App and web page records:
______________________________
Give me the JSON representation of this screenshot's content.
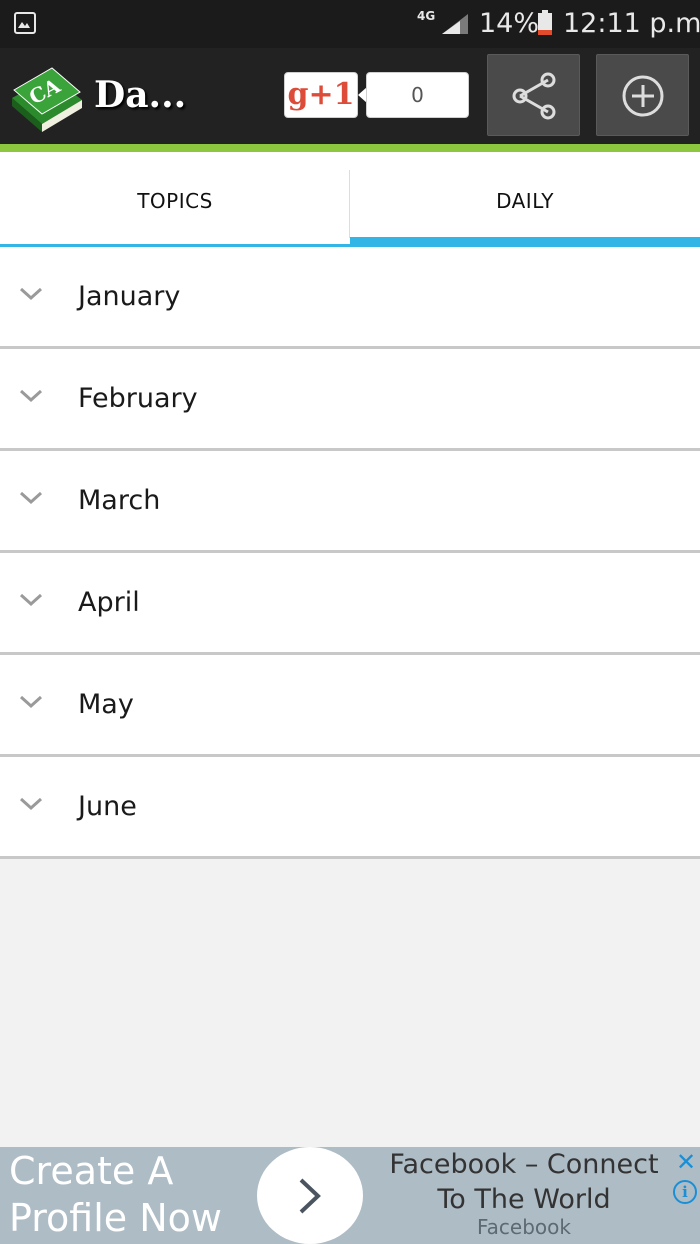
{
  "status_bar": {
    "network": "4G",
    "battery_percent": "14%",
    "time": "12:11 p.m."
  },
  "app_bar": {
    "logo_text": "CA",
    "title": "Da...",
    "gplus_label": "g+1",
    "plus_count": "0",
    "icons": {
      "share": "share-icon",
      "add": "add-circle-icon"
    }
  },
  "tabs": [
    {
      "label": "TOPICS",
      "selected": false
    },
    {
      "label": "DAILY",
      "selected": true
    }
  ],
  "months": [
    "January",
    "February",
    "March",
    "April",
    "May",
    "June"
  ],
  "ad": {
    "cta": "Create A Profile Now",
    "headline": "Facebook – Connect To The World",
    "source": "Facebook",
    "close": "✕",
    "info": "i"
  },
  "colors": {
    "accent_green": "#8dc63f",
    "tab_indicator": "#33b5e5",
    "app_bar": "#222222",
    "ad_background": "#aebcc6"
  }
}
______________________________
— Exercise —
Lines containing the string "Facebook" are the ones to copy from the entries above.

— Expected answer —
    "headline": "Facebook – Connect To The World",
    "source": "Facebook",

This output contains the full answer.